In Lean Times, New Ways to Reach Out
Making the Art Institute of Chicago the cultural hub of the city is the No. 1 priority for James Cuno, its director, as he gears up for the opening of its new modern wing on May 16. Designed by the Italian architect Renzo Piano, the 264,000-square-foot space will house the institute’s 20th- and 21st-century art collection. Its exhibitions, lectures and educational programs will include local partners like the Lyric Opera of Chicago and the Goodman Theater.
“Each exhibition has a set of lectures, poetry readings and a chamber music series that relate to one another,” Mr. Cuno said. “We are also reaching out to graduate programs in the city with a series of influential art historians and professors that will be lecturing for students as part of the curriculum.”
It is also holding free lunchtime concerts planned in cooperation with consulates including Spain, China, India, Germany, Croatia, South Korea and Poland, and readings by international poets. “We want to get repeat visitors and build up a sustained relationship to the community,” Mr. Cuno said.
In Los Angeles, Michael Govan, director of the Los Angeles County Museum of Art, is gearing programs to local communities. In June, for example, the museum is presenting Twelve Contemporary Artists From Korea as a way of appealing to the city’s large Korean population.

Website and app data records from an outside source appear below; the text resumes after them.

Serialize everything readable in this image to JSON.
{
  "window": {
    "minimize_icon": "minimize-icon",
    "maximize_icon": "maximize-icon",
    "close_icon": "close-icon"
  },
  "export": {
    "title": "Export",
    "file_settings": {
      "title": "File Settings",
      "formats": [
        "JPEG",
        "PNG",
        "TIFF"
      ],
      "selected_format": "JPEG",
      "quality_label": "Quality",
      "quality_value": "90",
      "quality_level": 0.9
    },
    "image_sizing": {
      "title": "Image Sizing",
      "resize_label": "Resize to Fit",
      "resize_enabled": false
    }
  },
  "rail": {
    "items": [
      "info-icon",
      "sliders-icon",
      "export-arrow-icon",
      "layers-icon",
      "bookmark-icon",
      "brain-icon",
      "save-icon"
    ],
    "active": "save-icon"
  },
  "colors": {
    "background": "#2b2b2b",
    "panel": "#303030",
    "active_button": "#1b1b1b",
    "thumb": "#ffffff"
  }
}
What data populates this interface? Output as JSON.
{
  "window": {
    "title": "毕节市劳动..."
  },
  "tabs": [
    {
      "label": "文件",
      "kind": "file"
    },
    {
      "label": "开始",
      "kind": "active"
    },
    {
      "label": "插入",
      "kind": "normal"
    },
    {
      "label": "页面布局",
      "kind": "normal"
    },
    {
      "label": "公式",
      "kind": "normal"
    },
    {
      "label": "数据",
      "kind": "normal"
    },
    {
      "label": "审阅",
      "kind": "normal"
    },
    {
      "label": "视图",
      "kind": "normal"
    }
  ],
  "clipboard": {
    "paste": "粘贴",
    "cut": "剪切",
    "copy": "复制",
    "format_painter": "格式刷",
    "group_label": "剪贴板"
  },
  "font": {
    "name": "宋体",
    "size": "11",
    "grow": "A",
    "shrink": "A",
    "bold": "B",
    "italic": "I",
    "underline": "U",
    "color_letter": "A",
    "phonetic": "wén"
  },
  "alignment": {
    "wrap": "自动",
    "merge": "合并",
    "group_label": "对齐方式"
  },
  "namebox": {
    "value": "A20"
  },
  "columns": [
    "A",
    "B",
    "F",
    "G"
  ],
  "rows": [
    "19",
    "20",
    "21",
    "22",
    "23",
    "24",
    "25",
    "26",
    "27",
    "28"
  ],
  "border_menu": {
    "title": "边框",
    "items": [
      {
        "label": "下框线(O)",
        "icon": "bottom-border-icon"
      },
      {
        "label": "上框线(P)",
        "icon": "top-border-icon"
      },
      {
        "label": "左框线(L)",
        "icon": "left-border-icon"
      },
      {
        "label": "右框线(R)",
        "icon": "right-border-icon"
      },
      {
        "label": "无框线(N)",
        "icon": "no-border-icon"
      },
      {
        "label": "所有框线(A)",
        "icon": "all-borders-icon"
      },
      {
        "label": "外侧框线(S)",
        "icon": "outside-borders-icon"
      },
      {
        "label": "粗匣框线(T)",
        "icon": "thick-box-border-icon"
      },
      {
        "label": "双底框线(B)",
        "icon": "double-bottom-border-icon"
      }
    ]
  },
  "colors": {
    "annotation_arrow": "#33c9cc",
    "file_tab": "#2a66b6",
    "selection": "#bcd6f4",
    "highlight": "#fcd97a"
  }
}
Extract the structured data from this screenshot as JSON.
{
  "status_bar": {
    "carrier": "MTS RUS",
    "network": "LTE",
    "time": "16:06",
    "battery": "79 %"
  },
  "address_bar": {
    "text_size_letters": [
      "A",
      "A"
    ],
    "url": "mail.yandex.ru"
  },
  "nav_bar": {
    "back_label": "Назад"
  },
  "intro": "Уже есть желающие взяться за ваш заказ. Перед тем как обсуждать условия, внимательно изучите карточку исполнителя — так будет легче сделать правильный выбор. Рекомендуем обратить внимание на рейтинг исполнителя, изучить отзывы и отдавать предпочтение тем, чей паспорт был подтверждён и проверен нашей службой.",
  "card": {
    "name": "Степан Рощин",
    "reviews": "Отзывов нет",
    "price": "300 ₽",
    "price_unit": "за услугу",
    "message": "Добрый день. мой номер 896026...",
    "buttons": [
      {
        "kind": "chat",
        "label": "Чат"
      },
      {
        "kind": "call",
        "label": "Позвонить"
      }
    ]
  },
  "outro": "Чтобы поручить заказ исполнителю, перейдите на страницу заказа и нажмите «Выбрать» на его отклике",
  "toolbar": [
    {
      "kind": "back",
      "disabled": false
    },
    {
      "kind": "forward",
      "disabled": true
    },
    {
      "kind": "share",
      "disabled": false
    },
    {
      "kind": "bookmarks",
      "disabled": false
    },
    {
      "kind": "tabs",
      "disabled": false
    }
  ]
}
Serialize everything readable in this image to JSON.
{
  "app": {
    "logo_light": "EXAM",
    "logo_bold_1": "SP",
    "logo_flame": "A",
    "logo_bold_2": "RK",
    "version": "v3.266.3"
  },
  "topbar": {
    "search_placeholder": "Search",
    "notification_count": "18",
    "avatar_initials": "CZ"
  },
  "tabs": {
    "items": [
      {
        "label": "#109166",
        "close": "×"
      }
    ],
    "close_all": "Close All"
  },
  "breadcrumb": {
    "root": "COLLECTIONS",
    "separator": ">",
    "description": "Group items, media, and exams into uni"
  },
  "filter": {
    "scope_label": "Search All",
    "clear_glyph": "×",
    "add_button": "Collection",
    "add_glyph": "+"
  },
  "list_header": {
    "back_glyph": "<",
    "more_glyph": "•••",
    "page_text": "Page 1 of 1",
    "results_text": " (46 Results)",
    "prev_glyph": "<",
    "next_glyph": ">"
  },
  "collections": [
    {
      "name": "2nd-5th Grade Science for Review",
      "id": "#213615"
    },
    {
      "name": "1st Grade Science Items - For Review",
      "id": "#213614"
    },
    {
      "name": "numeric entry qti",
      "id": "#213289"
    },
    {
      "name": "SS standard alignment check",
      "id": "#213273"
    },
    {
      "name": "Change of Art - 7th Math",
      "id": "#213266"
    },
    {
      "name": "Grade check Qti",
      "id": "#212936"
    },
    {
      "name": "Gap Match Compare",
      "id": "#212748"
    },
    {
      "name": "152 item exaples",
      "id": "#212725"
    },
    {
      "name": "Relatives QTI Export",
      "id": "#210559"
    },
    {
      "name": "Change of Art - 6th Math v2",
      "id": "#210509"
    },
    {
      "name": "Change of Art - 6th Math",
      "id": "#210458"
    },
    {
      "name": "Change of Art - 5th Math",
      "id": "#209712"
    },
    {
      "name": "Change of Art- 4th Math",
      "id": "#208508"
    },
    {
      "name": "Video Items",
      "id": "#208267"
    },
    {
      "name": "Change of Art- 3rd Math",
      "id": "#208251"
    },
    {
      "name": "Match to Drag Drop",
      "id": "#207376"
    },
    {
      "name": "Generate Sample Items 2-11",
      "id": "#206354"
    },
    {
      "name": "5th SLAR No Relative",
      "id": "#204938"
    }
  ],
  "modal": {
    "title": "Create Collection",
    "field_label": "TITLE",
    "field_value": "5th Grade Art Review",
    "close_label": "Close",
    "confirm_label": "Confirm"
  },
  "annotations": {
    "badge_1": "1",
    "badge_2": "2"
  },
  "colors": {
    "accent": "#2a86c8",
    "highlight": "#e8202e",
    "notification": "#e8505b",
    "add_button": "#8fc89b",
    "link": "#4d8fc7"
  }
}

Museums are seeking younger audiences through social networking sites. Nearly every museum has a page on Facebook. The Brooklyn Museum recently introduced a new tier of membership using social networking sites like Facebook, Flickr and the microblogging site Twitter to lure 20- and 30-somethings.
Some institutions are also using the Internet to give an exhibition an added dimension. At the Walker, for example, a traveling show called “Worlds Away: New Suburban Landscapes” has its own Web site, which includes a lexicon of terms related to suburbia. Visitors can add their own terms and can also post their personal suburban stories on YouTube, 16 of which were included in the show when it was on view at the Walker last summer. (The exhibition, which was also at the Carnegie Institute in Pittsburgh last fall, opened at the Yale School of Architecture on March 2.) It’s just one example of many ways the Walker is trying to “merge on-site with online,” as Ms. Viso explains it.